(l to r) Francis Guinan, Glenn Davis, Cecilia Noble, Eddie Torres and K. Todd Freeman in ‘Downstate.’ (Photo: Michael Brosilow)
Steppenwolf Theatre Company kicks off its 43rd season by delivering a cold punch to Chicago’s cultural community with Downstate, a co-commission, and co-production between the venerable Windy City institution and the National Theatre of Great Britain. Written by Pulitzer Prize-winning Steppenwolf ensemble member Bruce Norris and directed by Tony Award winner Pam MacKinnon (Broadway’s The Parisian Woman), this one will haunt audiences long after curtain drop.
There is so much socially relevant material packed into this unflinching work. The brief synopsis of the plot offered by the production’s press materials is both accurate and far short of the play’s tremendously layered density:
“In downstate Illinois, four men convicted of sex crimes against minors share a group home where they live out their lives in the shadow of the crimes they committed. A man shows up to confront his childhood abuser – but does he want closure or retribution?”
Steppenwolf Theatre and staff could not possibly have predicted that the press opening would fall at the end of a raucous and painful week in Washington D.C. Last Thursday’s hearing regarding the sexual assault allegations facing Supreme Court nominee Brett Kavanaugh featured his first accuser Dr. Christine Blasey Ford testifying that the circuit court judge attacked her when she was just 15 years old. With the #MeToo movement showing no signs of slowing down and a seemingly limitless amount of pain that women (and some men) are belatedly forcing our society to confront, Downstate takes the stage at a national moment fraught with suffocating emotional tension.
Featuring a top-drawer ensemble cast, the four men attempting to engage society with a red “P” (for pedophile) permanently attached to them by the sex offender registry are Gio (Glenn Davis), a young man with corporate ambitions previously convicted of statutory rape; Dee, (K. Todd Freeman) a gay man and self-styled group home mother hen found guilty of repeatedly assaulting a 14-year-old boy; Fred, (Francis Guinan) a gifted pianist who served years in prison for exploiting his students; and Felix, (Eddie Torres) the quietest and perhaps most reviled member of the household. In addition to the horrendous crime of pedophilia, Felix is guilty of incest perpetrated on his young teenage daughter.
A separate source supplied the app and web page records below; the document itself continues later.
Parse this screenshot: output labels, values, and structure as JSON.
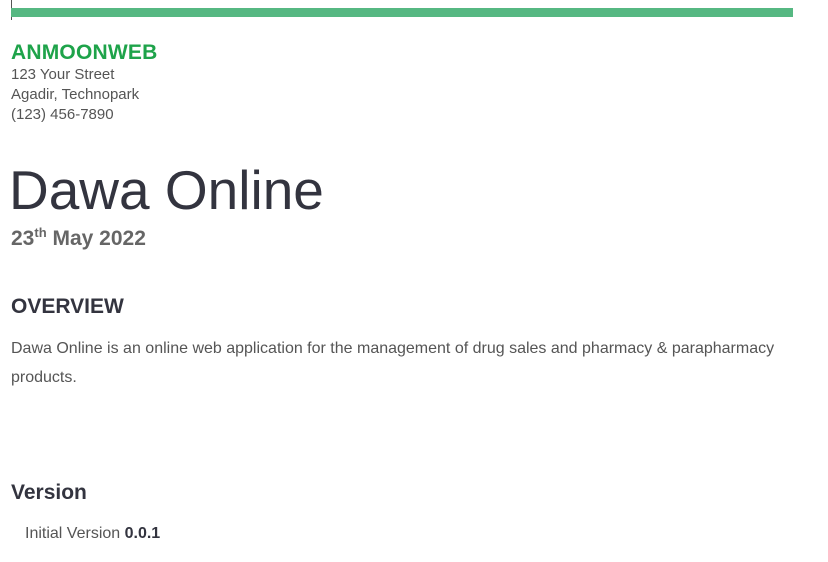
{
  "company": {
    "name": "ANMOONWEB",
    "street": "123 Your Street",
    "city": "Agadir, Technopark",
    "phone": "(123) 456-7890"
  },
  "document": {
    "title": "Dawa Online",
    "date_day": "23",
    "date_suffix": "th",
    "date_rest": " May 2022"
  },
  "overview": {
    "heading": "OVERVIEW",
    "text": "Dawa Online  is an online web application  for the management of drug sales and pharmacy & parapharmacy products."
  },
  "version": {
    "heading": "Version",
    "label": "Initial Version ",
    "number": "0.0.1"
  },
  "colors": {
    "accent_bar": "#56b882",
    "company_name": "#1ea34a",
    "heading": "#33343f"
  }
}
This is all disgusting, right? Mr. Norris’ unrelenting script won’t make it that easy on us. Gio, Dee, Fred and Felix are all men facing different challenges with differing levels of self-awareness and remorse factoring into their respective ambitions for social acceptance. Trying to navigate this complex terrain and manage the men’s parole restrictions is Ivy (Cecilia Noble), a weary, tough but empathetic officer balancing the protection of neighborhood children with even a criminal’s basic need for dignity. Her job is unenviable.
The cast, featuring Steppenwolf ensemble members Mr. Davis, Mr. Freeman, Mr. Hopper and Mr. Guinan, is beyond reproach, even if many of their characters are not. The actors and their prodigious talents are part of an exclusive artistic ensemble known all over the world with good reason. Because these players have performed together so many times, their offstage familiarity and chemistry lend an additional wow factor to the acting. An ability to make the heinous look, feel and sound organic is no small achievement.
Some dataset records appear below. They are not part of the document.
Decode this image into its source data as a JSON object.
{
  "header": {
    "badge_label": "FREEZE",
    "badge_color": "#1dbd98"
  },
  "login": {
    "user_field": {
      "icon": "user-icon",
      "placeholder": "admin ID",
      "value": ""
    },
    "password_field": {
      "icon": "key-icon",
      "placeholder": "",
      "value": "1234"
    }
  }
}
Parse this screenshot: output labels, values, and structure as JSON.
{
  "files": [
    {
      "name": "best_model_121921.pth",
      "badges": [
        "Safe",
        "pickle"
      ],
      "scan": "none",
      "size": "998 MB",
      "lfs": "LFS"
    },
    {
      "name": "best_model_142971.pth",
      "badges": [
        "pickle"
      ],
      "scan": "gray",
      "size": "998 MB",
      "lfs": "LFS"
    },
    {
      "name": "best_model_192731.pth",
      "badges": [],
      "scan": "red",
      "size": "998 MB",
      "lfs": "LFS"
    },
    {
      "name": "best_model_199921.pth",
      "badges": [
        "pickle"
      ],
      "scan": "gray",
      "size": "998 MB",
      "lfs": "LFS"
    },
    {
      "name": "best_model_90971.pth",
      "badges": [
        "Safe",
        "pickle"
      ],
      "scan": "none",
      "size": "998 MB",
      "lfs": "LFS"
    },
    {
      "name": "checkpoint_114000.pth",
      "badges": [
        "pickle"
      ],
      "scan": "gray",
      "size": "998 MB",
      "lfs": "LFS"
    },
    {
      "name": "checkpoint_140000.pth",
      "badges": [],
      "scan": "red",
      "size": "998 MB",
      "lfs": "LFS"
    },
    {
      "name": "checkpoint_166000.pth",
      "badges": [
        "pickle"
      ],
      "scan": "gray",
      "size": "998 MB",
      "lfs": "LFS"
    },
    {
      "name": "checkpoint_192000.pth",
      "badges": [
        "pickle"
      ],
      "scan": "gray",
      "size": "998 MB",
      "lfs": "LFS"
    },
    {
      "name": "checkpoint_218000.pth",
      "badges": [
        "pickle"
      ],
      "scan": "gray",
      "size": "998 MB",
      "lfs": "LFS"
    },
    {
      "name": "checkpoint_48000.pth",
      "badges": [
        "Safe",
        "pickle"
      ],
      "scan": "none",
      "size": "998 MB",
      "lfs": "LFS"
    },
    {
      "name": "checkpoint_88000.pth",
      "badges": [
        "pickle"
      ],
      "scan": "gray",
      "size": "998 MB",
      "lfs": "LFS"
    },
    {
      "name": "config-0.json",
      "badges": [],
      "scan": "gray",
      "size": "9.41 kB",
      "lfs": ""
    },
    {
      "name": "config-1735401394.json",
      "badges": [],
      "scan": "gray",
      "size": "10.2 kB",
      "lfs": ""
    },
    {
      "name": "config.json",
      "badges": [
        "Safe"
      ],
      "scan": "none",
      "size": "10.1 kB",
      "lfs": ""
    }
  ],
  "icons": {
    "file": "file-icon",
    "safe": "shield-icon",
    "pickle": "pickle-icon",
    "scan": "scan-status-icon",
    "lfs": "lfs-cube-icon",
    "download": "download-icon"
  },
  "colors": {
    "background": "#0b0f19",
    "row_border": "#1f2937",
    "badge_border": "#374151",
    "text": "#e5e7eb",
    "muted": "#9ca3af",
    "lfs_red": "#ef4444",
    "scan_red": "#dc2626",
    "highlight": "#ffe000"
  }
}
The unnaturally natural aesthetic of the production is assisted by scenic design from Todd Rosenthal, who adds subtle touches to the set that convey the dissonance between group home routine (a keyboard for Fred, a weight bench for Gio) and violence (a broken window shot out by a neighbor’s angry rifle, Dee’s shattered Diana Ross poster). It’s an understated marvel.
The production requires audiences to trudge through a transfixing two and a half hours of morally complicated muck, and theatergoers may never find themselves as grateful for an intermission as the one that breaks up Downstate. The play is an absolutely wrenching experience and yet for all the soul sickness one is likely to take away from the theatre, the work is a must see. If this review reads ambiguously, it’s in direct correlation with the unapologetically blurred conclusions of the source material. But there’s absolutely no ambivalence toward the stunning quality of Steppenwolf’s 2018/2019 season opener.
Steppenwolf Upstairs Theatre
1650 N Halstead, Chicago
Through November 11
Becky Sarwate is an award-winning journalist, theater critic, blogger, and author of Cubsessions: Famous Fans of Chicago’s North Side Baseball Team (Eckhartz Press). She is a proud Chicago resident, where Becky lives with her husband Bob and their cats, Wendy and Lisa. Check out her collected work at BeckySarwate.com, and follow her on Twitter @BeckySarwate.